[PROVIDED ENTRIES]
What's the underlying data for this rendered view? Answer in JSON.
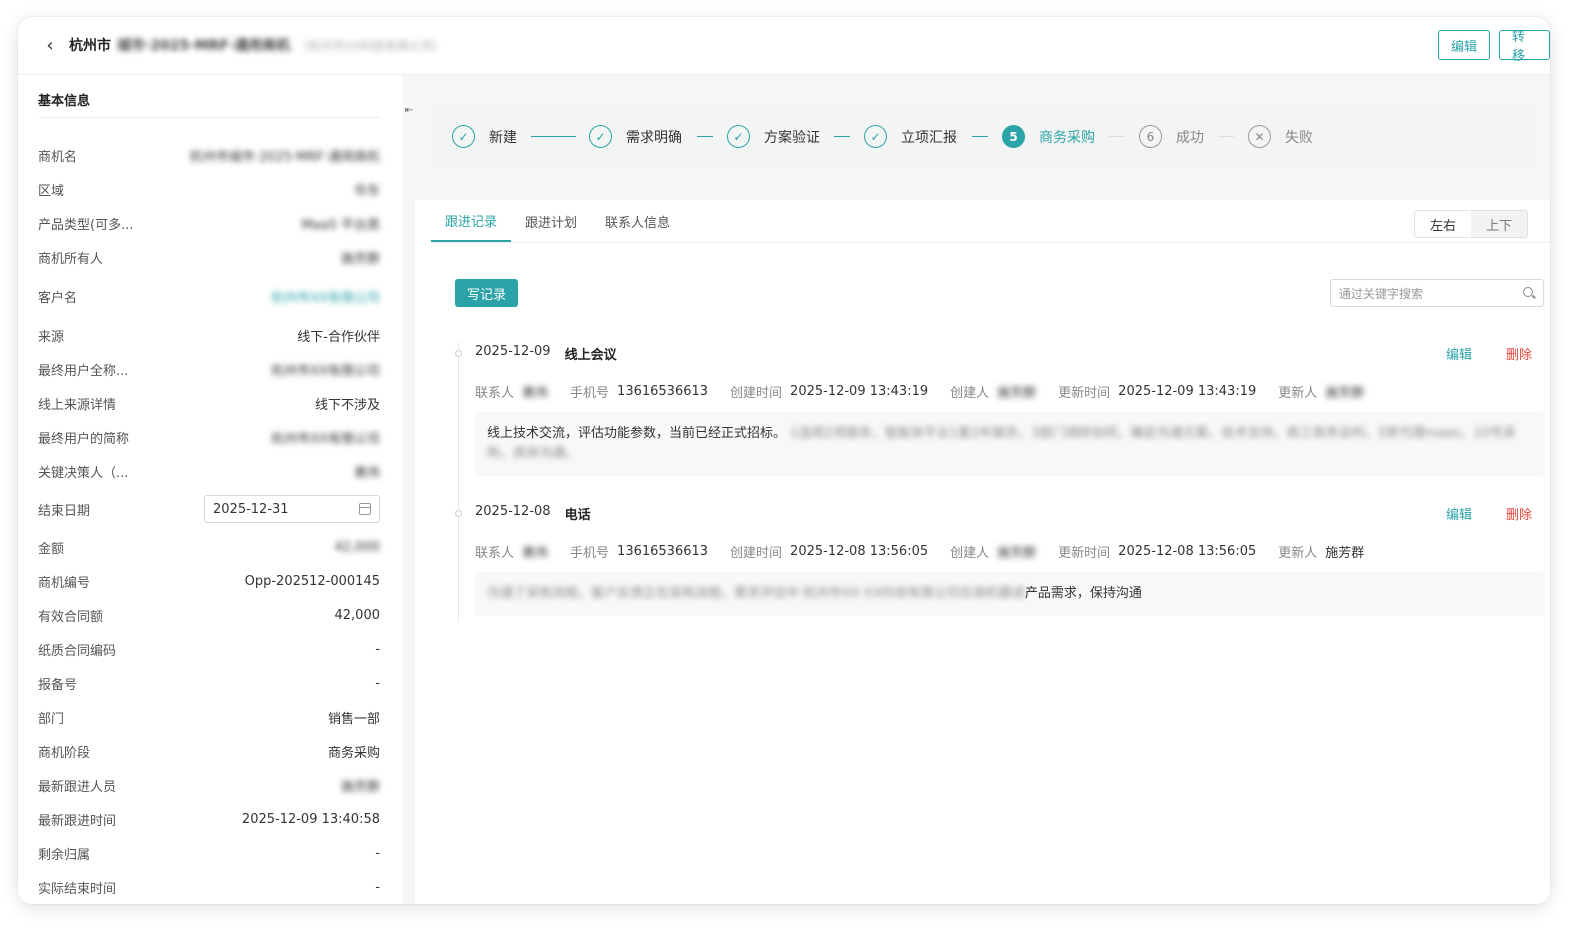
{
  "header": {
    "title": "杭州市",
    "title_hidden": "城市·2025·MRF·通用商机",
    "subtitle_hidden": "（杭州市XX科技有限公司）",
    "edit_label": "编辑",
    "transfer_label": "转移"
  },
  "basic": {
    "section_title": "基本信息",
    "rows": [
      {
        "label": "商机名",
        "value": "杭州市城市·2025·MRF·通用商机"
      },
      {
        "label": "区域",
        "value": "华东"
      },
      {
        "label": "产品类型(可多...",
        "value": "MaaS 平台类"
      },
      {
        "label": "商机所有人",
        "value": "施芳群"
      },
      {
        "label": "客户名",
        "value": "杭州市XX有限公司"
      },
      {
        "label": "来源",
        "value": "线下-合作伙伴"
      },
      {
        "label": "最终用户全称...",
        "value": "杭州市XX有限公司"
      },
      {
        "label": "线上来源详情",
        "value": "线下不涉及"
      },
      {
        "label": "最终用户的简称",
        "value": "杭州市XX有限公司"
      },
      {
        "label": "关键决策人（...",
        "value": "黄伟"
      },
      {
        "label": "结束日期",
        "value": "2025-12-31"
      },
      {
        "label": "金额",
        "value": "42,000"
      },
      {
        "label": "商机编号",
        "value": "Opp-202512-000145"
      },
      {
        "label": "有效合同额",
        "value": "42,000"
      },
      {
        "label": "纸质合同编码",
        "value": "-"
      },
      {
        "label": "报备号",
        "value": "-"
      },
      {
        "label": "部门",
        "value": "销售一部"
      },
      {
        "label": "商机阶段",
        "value": "商务采购"
      },
      {
        "label": "最新跟进人员",
        "value": "施芳群"
      },
      {
        "label": "最新跟进时间",
        "value": "2025-12-09 13:40:58"
      },
      {
        "label": "剩余归属",
        "value": "-"
      },
      {
        "label": "实际结束时间",
        "value": "-"
      }
    ]
  },
  "steps": [
    {
      "label": "新建",
      "status": "done",
      "mark": "✓"
    },
    {
      "label": "需求明确",
      "status": "done",
      "mark": "✓"
    },
    {
      "label": "方案验证",
      "status": "done",
      "mark": "✓"
    },
    {
      "label": "立项汇报",
      "status": "done",
      "mark": "✓"
    },
    {
      "label": "商务采购",
      "status": "active",
      "mark": "5"
    },
    {
      "label": "成功",
      "status": "pending",
      "mark": "6"
    },
    {
      "label": "失败",
      "status": "pending",
      "mark": "✕"
    }
  ],
  "tabs": [
    "跟进记录",
    "跟进计划",
    "联系人信息"
  ],
  "layout_toggle": [
    "左右",
    "上下"
  ],
  "write_label": "写记录",
  "search": {
    "placeholder": "通过关键字搜索"
  },
  "actions": {
    "edit": "编辑",
    "delete": "删除"
  },
  "meta_labels": {
    "contact": "联系人",
    "phone": "手机号",
    "created": "创建时间",
    "creator": "创建人",
    "updated": "更新时间",
    "updater": "更新人"
  },
  "records": [
    {
      "date": "2025-12-09",
      "type": "线上会议",
      "contact": "黄伟",
      "phone": "13616536613",
      "created": "2025-12-09 13:43:19",
      "creator": "施芳群",
      "updated": "2025-12-09 13:43:19",
      "updater": "施芳群",
      "content_visible": "线上技术交流，评估功能参数，当前已经正式招标。",
      "content_hidden": "1选用2项服务，智能体平台1套2年服务，3部门调研协同，确定沟通方案，技术支持，商工商务谈判，3家代理maas，10号采购，具体沟通。"
    },
    {
      "date": "2025-12-08",
      "type": "电话",
      "contact": "黄伟",
      "phone": "13616536613",
      "created": "2025-12-08 13:56:05",
      "creator": "施芳群",
      "updated": "2025-12-08 13:56:05",
      "updater": "施芳群",
      "content_hidden": "沟通了采购流程，客户反馈正在采购流程，需求评估中·杭州市XX·XX科技有限公司在商机跟进",
      "content_visible": "产品需求，保持沟通"
    }
  ]
}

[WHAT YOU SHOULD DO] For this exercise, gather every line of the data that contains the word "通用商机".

[EXPECTED ANSWER]
    "title_hidden": "城市·2025·MRF·通用商机",
        "value": "杭州市城市·2025·MRF·通用商机"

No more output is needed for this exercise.